▶ _PROBLEM TO SOLVE_: Verbatim repeat, images excluded. Give each entry again as written.

▶ _DATASET EXCERPTS_:
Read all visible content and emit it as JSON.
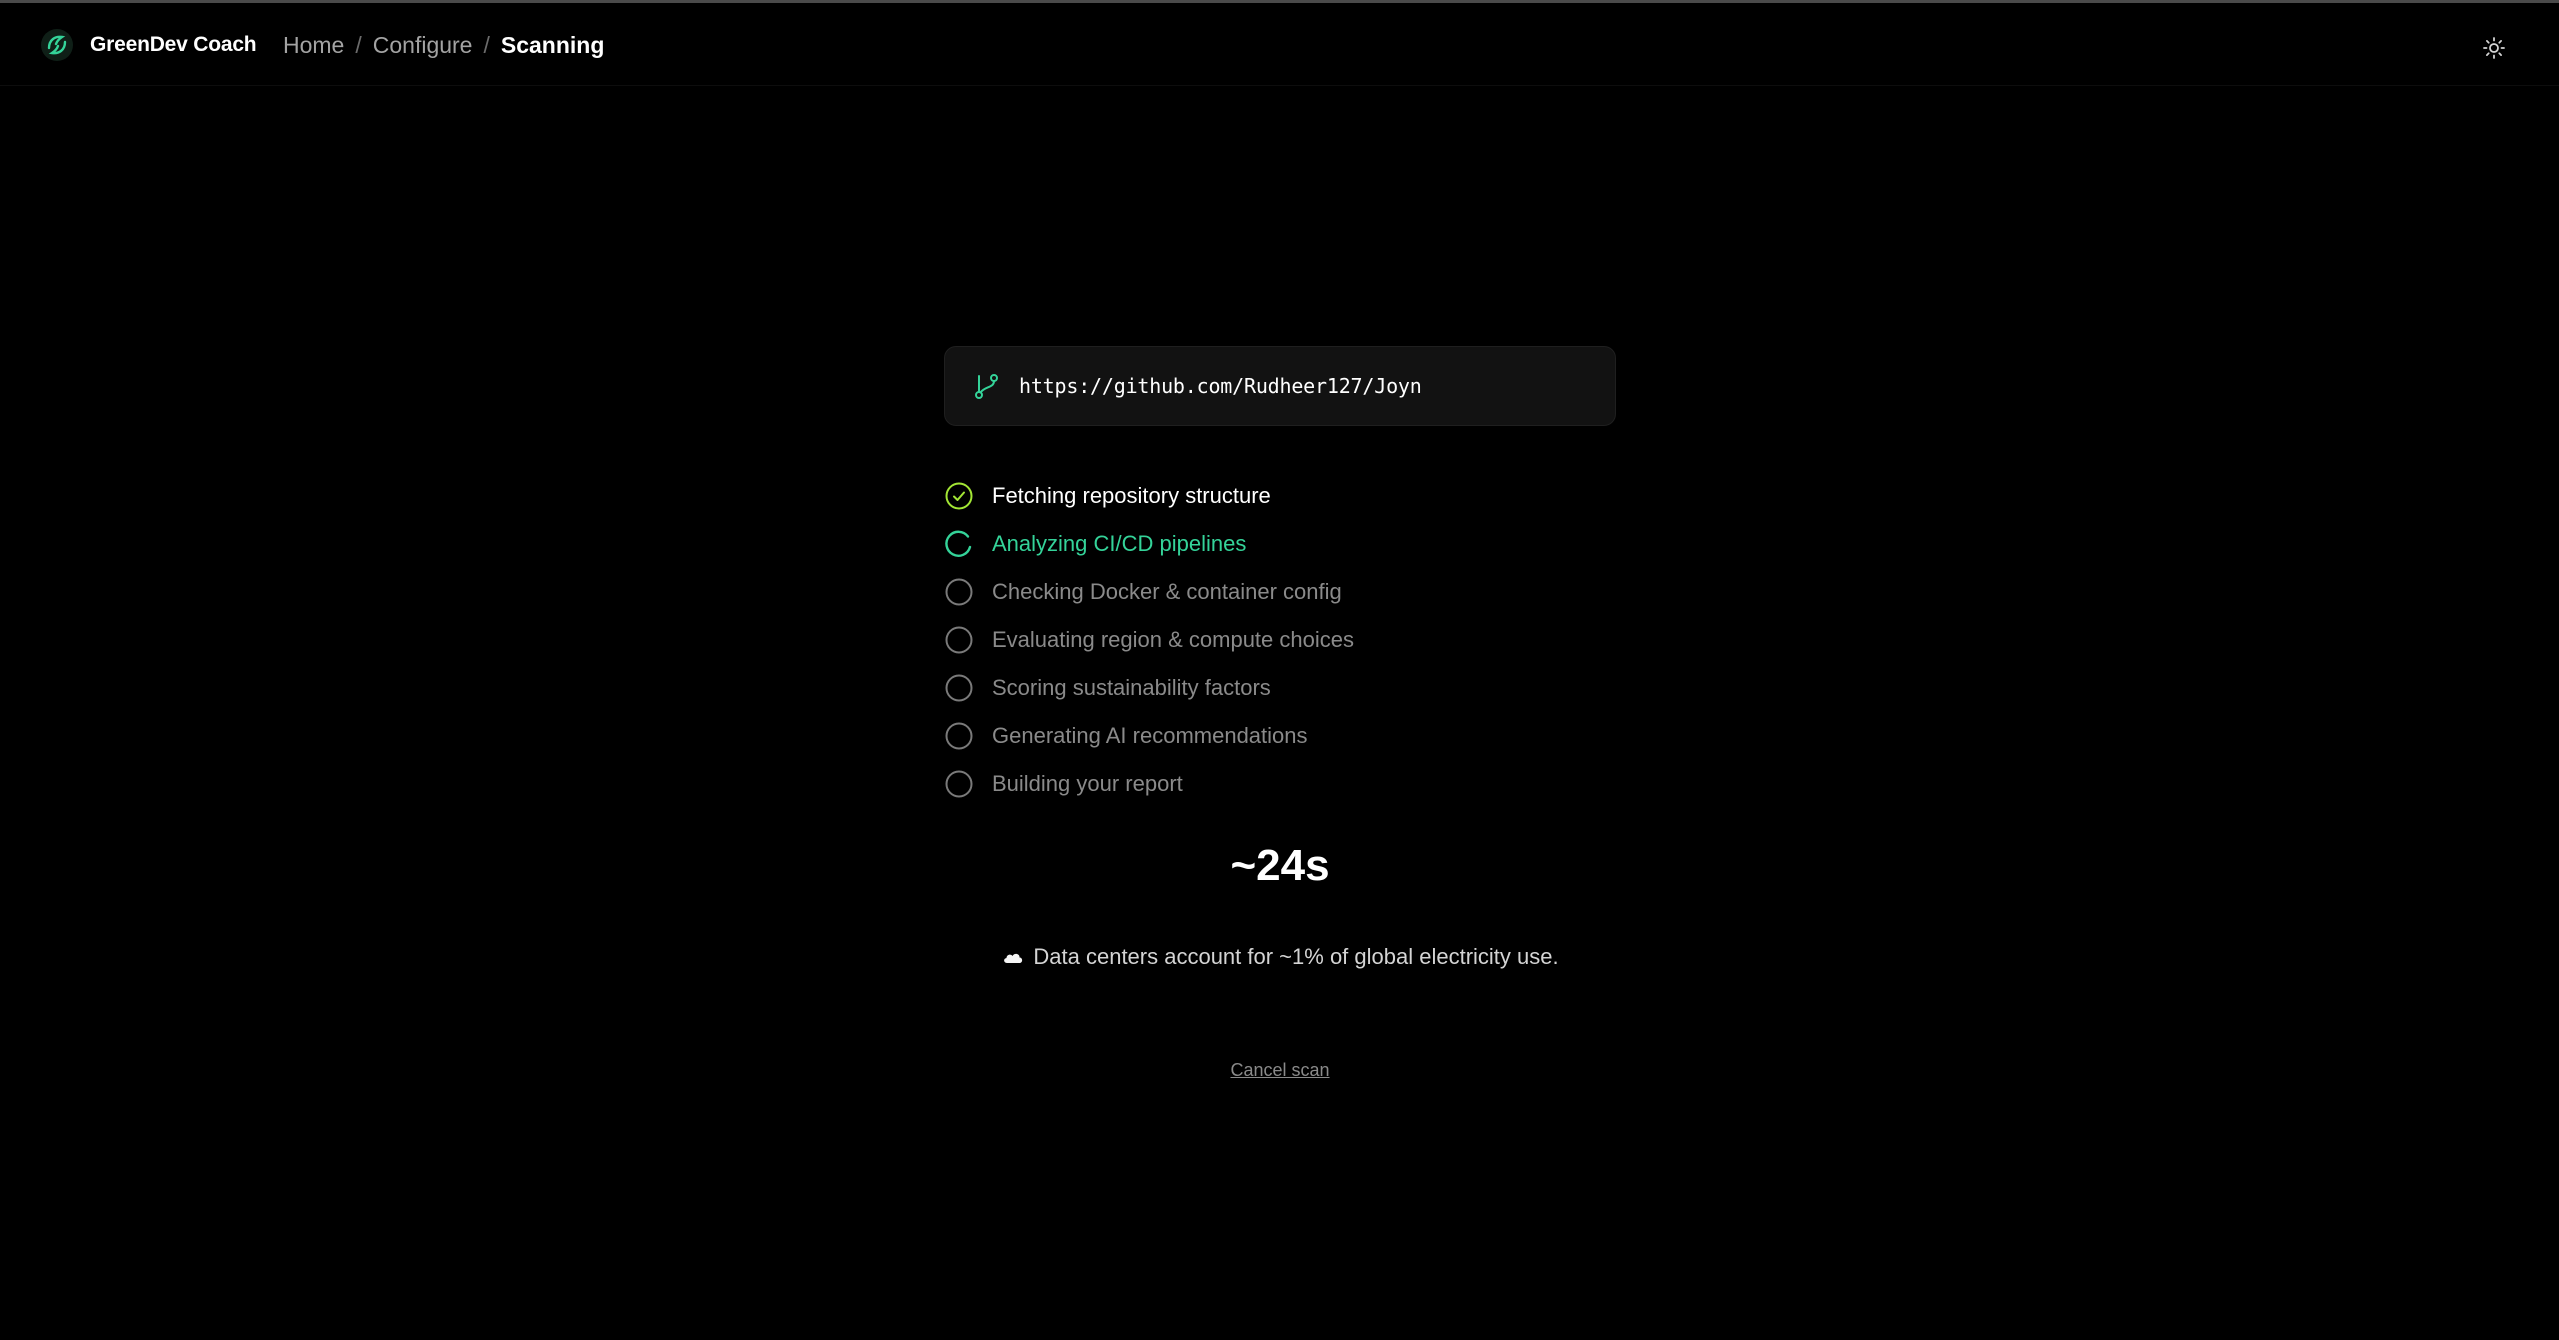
{
  "app": {
    "name": "GreenDev Coach",
    "accent_color": "#34d399"
  },
  "breadcrumb": {
    "items": [
      "Home",
      "Configure",
      "Scanning"
    ],
    "separator": "/"
  },
  "header": {
    "theme_toggle_icon": "sun-icon"
  },
  "repo": {
    "icon": "git-branch-icon",
    "url": "https://github.com/Rudheer127/Joyn"
  },
  "steps": [
    {
      "label": "Fetching repository structure",
      "status": "done",
      "icon": "check-circle-icon"
    },
    {
      "label": "Analyzing CI/CD pipelines",
      "status": "active",
      "icon": "spinner-icon"
    },
    {
      "label": "Checking Docker & container config",
      "status": "pending",
      "icon": "empty-circle-icon"
    },
    {
      "label": "Evaluating region & compute choices",
      "status": "pending",
      "icon": "empty-circle-icon"
    },
    {
      "label": "Scoring sustainability factors",
      "status": "pending",
      "icon": "empty-circle-icon"
    },
    {
      "label": "Generating AI recommendations",
      "status": "pending",
      "icon": "empty-circle-icon"
    },
    {
      "label": "Building your report",
      "status": "pending",
      "icon": "empty-circle-icon"
    }
  ],
  "timer": {
    "remaining": "~24s"
  },
  "fact": {
    "icon": "cloud-icon",
    "text": "Data centers account for ~1% of global electricity use."
  },
  "actions": {
    "cancel_label": "Cancel scan"
  }
}
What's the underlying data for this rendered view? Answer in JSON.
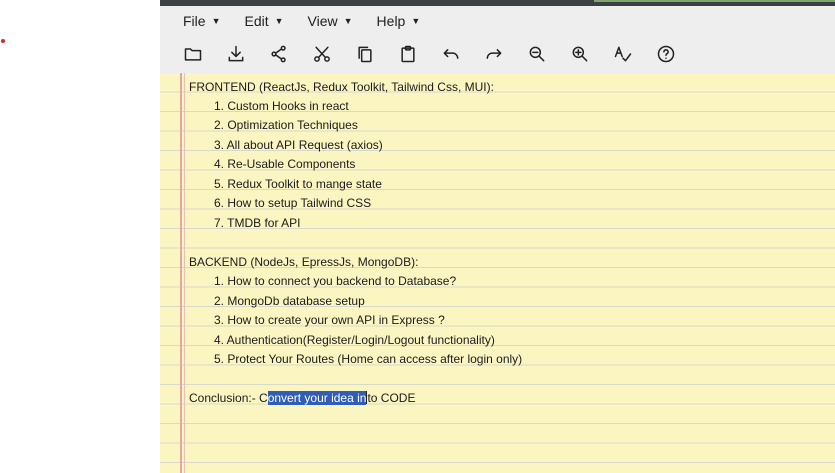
{
  "menus": [
    {
      "label": "File"
    },
    {
      "label": "Edit"
    },
    {
      "label": "View"
    },
    {
      "label": "Help"
    }
  ],
  "toolbar": [
    {
      "icon": "folder-open-icon"
    },
    {
      "icon": "download-icon"
    },
    {
      "icon": "share-icon"
    },
    {
      "icon": "cut-icon"
    },
    {
      "icon": "copy-icon"
    },
    {
      "icon": "paste-icon"
    },
    {
      "icon": "undo-icon"
    },
    {
      "icon": "redo-icon"
    },
    {
      "icon": "zoom-out-icon"
    },
    {
      "icon": "zoom-in-icon"
    },
    {
      "icon": "spellcheck-icon"
    },
    {
      "icon": "help-icon"
    }
  ],
  "document": {
    "frontend_heading": "FRONTEND (ReactJs, Redux Toolkit, Tailwind Css, MUI):",
    "frontend_items": [
      "1. Custom Hooks in react",
      "2. Optimization Techniques",
      "3. All about API Request (axios)",
      "4. Re-Usable Components",
      "5. Redux Toolkit to mange state",
      "6. How to setup Tailwind CSS",
      "7. TMDB for API"
    ],
    "backend_heading": "BACKEND (NodeJs, EpressJs, MongoDB):",
    "backend_items": [
      "1. How to connect you backend to Database?",
      "2. MongoDb database setup",
      "3. How to create your own API in Express ?",
      "4. Authentication(Register/Login/Logout functionality)",
      "5. Protect Your Routes (Home can access after login only)"
    ],
    "conclusion": {
      "prefix": "Conclusion:- C",
      "selected": "onvert your idea in",
      "suffix": "to CODE"
    }
  },
  "colors": {
    "paper": "#fbf5c2",
    "margin_rule": "#e2a9a0",
    "selection": "#2f5db8"
  }
}
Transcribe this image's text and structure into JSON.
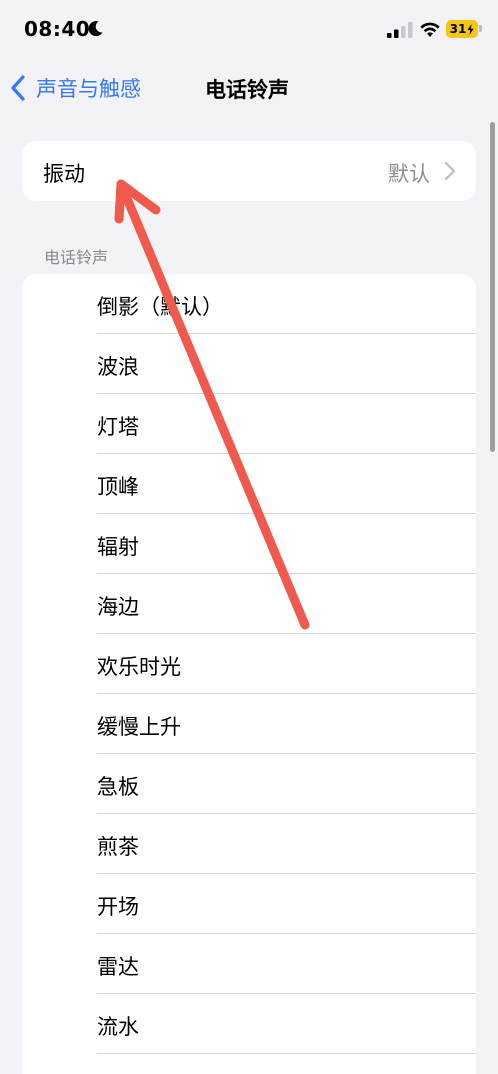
{
  "status_bar": {
    "time": "08:40",
    "battery_level": "31",
    "icons": [
      "moon-icon",
      "signal-icon",
      "wifi-icon",
      "battery-icon"
    ]
  },
  "nav": {
    "back_label": "声音与触感",
    "title": "电话铃声"
  },
  "vibration": {
    "label": "振动",
    "value": "默认"
  },
  "section_header": "电话铃声",
  "ringtones": [
    {
      "label": "倒影（默认）"
    },
    {
      "label": "波浪"
    },
    {
      "label": "灯塔"
    },
    {
      "label": "顶峰"
    },
    {
      "label": "辐射"
    },
    {
      "label": "海边"
    },
    {
      "label": "欢乐时光"
    },
    {
      "label": "缓慢上升"
    },
    {
      "label": "急板"
    },
    {
      "label": "煎茶"
    },
    {
      "label": "开场"
    },
    {
      "label": "雷达"
    },
    {
      "label": "流水"
    }
  ],
  "colors": {
    "accent": "#3478f6",
    "background": "#f2f2f7",
    "annotation_arrow": "#ef5a4c",
    "battery": "#f5c518"
  }
}
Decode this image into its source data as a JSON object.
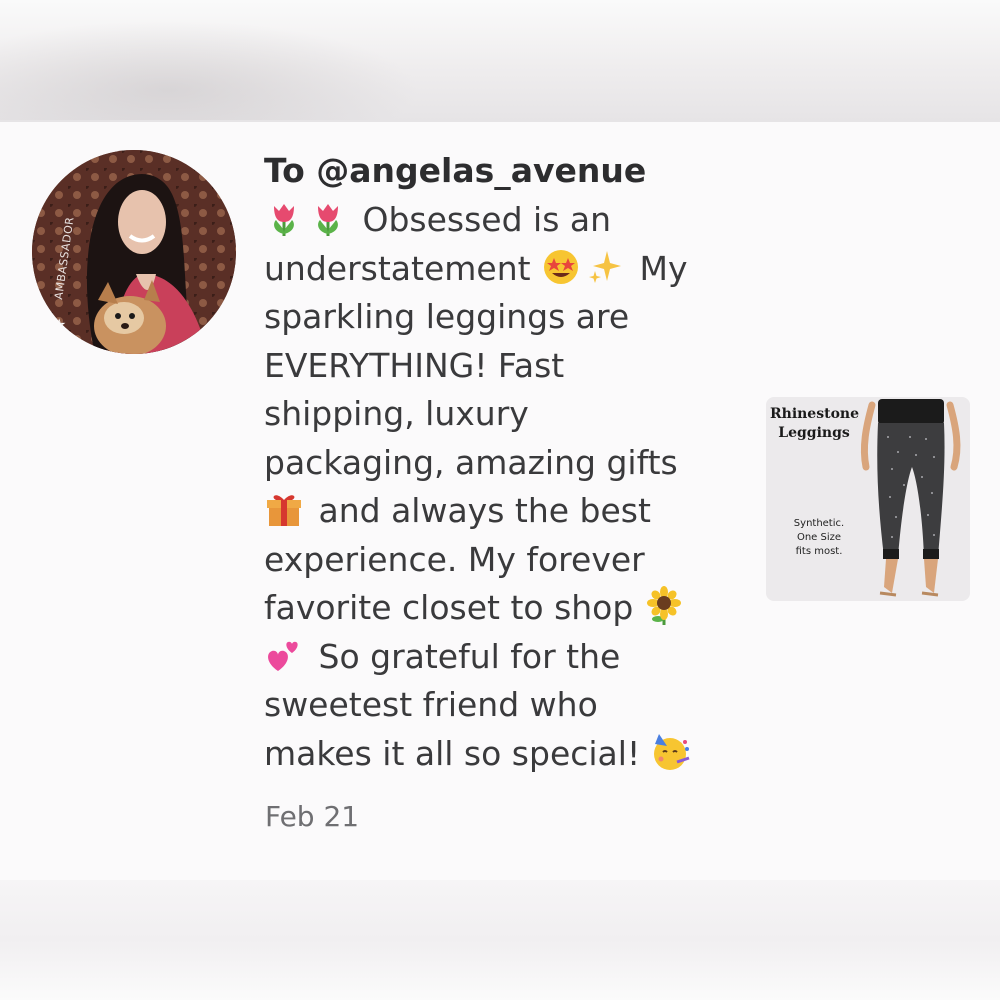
{
  "comment": {
    "to_line": "To @angelas_avenue",
    "lines": [
      "Obsessed is an",
      "understatement",
      "My",
      "sparkling leggings are",
      "EVERYTHING! Fast",
      "shipping, luxury",
      "packaging, amazing gifts",
      "and always the best",
      "experience. My forever",
      "favorite closet to shop",
      "So grateful for the",
      "sweetest friend who",
      "makes it all so special!"
    ],
    "date": "Feb 21",
    "emojis": [
      "tulip-emoji",
      "tulip-emoji",
      "star-struck-emoji",
      "sparkles-emoji",
      "gift-emoji",
      "sunflower-emoji",
      "two-hearts-emoji",
      "partying-face-emoji"
    ]
  },
  "avatar": {
    "badge_text": "AMBASSADOR"
  },
  "product": {
    "title_line1": "Rhinestone",
    "title_line2": "Leggings",
    "note_line1": "Synthetic.",
    "note_line2": "One Size",
    "note_line3": "fits most."
  },
  "colors": {
    "background": "#fbfafb",
    "text": "#3a3a3c",
    "date": "#6f6f72"
  }
}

▶ _REPLY TO THE TASK_:
Read all visible content and emit it as JSON.
{
  "app": {
    "name": "GreenDev Coach",
    "accent_color": "#34d399"
  },
  "breadcrumb": {
    "items": [
      "Home",
      "Configure",
      "Scanning"
    ],
    "separator": "/"
  },
  "header": {
    "theme_toggle_icon": "sun-icon"
  },
  "repo": {
    "icon": "git-branch-icon",
    "url": "https://github.com/Rudheer127/Joyn"
  },
  "steps": [
    {
      "label": "Fetching repository structure",
      "status": "done",
      "icon": "check-circle-icon"
    },
    {
      "label": "Analyzing CI/CD pipelines",
      "status": "active",
      "icon": "spinner-icon"
    },
    {
      "label": "Checking Docker & container config",
      "status": "pending",
      "icon": "empty-circle-icon"
    },
    {
      "label": "Evaluating region & compute choices",
      "status": "pending",
      "icon": "empty-circle-icon"
    },
    {
      "label": "Scoring sustainability factors",
      "status": "pending",
      "icon": "empty-circle-icon"
    },
    {
      "label": "Generating AI recommendations",
      "status": "pending",
      "icon": "empty-circle-icon"
    },
    {
      "label": "Building your report",
      "status": "pending",
      "icon": "empty-circle-icon"
    }
  ],
  "timer": {
    "remaining": "~24s"
  },
  "fact": {
    "icon": "cloud-icon",
    "text": "Data centers account for ~1% of global electricity use."
  },
  "actions": {
    "cancel_label": "Cancel scan"
  }
}
What's the underlying data for this rendered view? Answer in JSON.
{
  "menus": [
    {
      "label": "File"
    },
    {
      "label": "Edit"
    },
    {
      "label": "View"
    },
    {
      "label": "Help"
    }
  ],
  "toolbar": [
    {
      "icon": "folder-open-icon"
    },
    {
      "icon": "download-icon"
    },
    {
      "icon": "share-icon"
    },
    {
      "icon": "cut-icon"
    },
    {
      "icon": "copy-icon"
    },
    {
      "icon": "paste-icon"
    },
    {
      "icon": "undo-icon"
    },
    {
      "icon": "redo-icon"
    },
    {
      "icon": "zoom-out-icon"
    },
    {
      "icon": "zoom-in-icon"
    },
    {
      "icon": "spellcheck-icon"
    },
    {
      "icon": "help-icon"
    }
  ],
  "document": {
    "frontend_heading": "FRONTEND (ReactJs, Redux Toolkit, Tailwind Css, MUI):",
    "frontend_items": [
      "1. Custom Hooks in react",
      "2. Optimization Techniques",
      "3. All about API Request (axios)",
      "4. Re-Usable Components",
      "5. Redux Toolkit to mange state",
      "6. How to setup Tailwind CSS",
      "7. TMDB for API"
    ],
    "backend_heading": "BACKEND (NodeJs, EpressJs, MongoDB):",
    "backend_items": [
      "1. How to connect you backend to Database?",
      "2. MongoDb database setup",
      "3. How to create your own API in Express ?",
      "4. Authentication(Register/Login/Logout functionality)",
      "5. Protect Your Routes (Home can access after login only)"
    ],
    "conclusion": {
      "prefix": "Conclusion:- C",
      "selected": "onvert your idea in",
      "suffix": "to CODE"
    }
  },
  "colors": {
    "paper": "#fbf5c2",
    "margin_rule": "#e2a9a0",
    "selection": "#2f5db8"
  }
}
Transcribe this image's text and structure into JSON.
{
  "status_bar": {
    "time": "08:40",
    "battery_level": "31",
    "icons": [
      "moon-icon",
      "signal-icon",
      "wifi-icon",
      "battery-icon"
    ]
  },
  "nav": {
    "back_label": "声音与触感",
    "title": "电话铃声"
  },
  "vibration": {
    "label": "振动",
    "value": "默认"
  },
  "section_header": "电话铃声",
  "ringtones": [
    {
      "label": "倒影（默认）"
    },
    {
      "label": "波浪"
    },
    {
      "label": "灯塔"
    },
    {
      "label": "顶峰"
    },
    {
      "label": "辐射"
    },
    {
      "label": "海边"
    },
    {
      "label": "欢乐时光"
    },
    {
      "label": "缓慢上升"
    },
    {
      "label": "急板"
    },
    {
      "label": "煎茶"
    },
    {
      "label": "开场"
    },
    {
      "label": "雷达"
    },
    {
      "label": "流水"
    }
  ],
  "colors": {
    "accent": "#3478f6",
    "background": "#f2f2f7",
    "annotation_arrow": "#ef5a4c",
    "battery": "#f5c518"
  }
}
Decode this image into its source data as a JSON object.
{
  "comment": {
    "to_line": "To @angelas_avenue",
    "lines": [
      "Obsessed is an",
      "understatement",
      "My",
      "sparkling leggings are",
      "EVERYTHING! Fast",
      "shipping, luxury",
      "packaging, amazing gifts",
      "and always the best",
      "experience. My forever",
      "favorite closet to shop",
      "So grateful for the",
      "sweetest friend who",
      "makes it all so special!"
    ],
    "date": "Feb 21",
    "emojis": [
      "tulip-emoji",
      "tulip-emoji",
      "star-struck-emoji",
      "sparkles-emoji",
      "gift-emoji",
      "sunflower-emoji",
      "two-hearts-emoji",
      "partying-face-emoji"
    ]
  },
  "avatar": {
    "badge_text": "AMBASSADOR"
  },
  "product": {
    "title_line1": "Rhinestone",
    "title_line2": "Leggings",
    "note_line1": "Synthetic.",
    "note_line2": "One Size",
    "note_line3": "fits most."
  },
  "colors": {
    "background": "#fbfafb",
    "text": "#3a3a3c",
    "date": "#6f6f72"
  }
}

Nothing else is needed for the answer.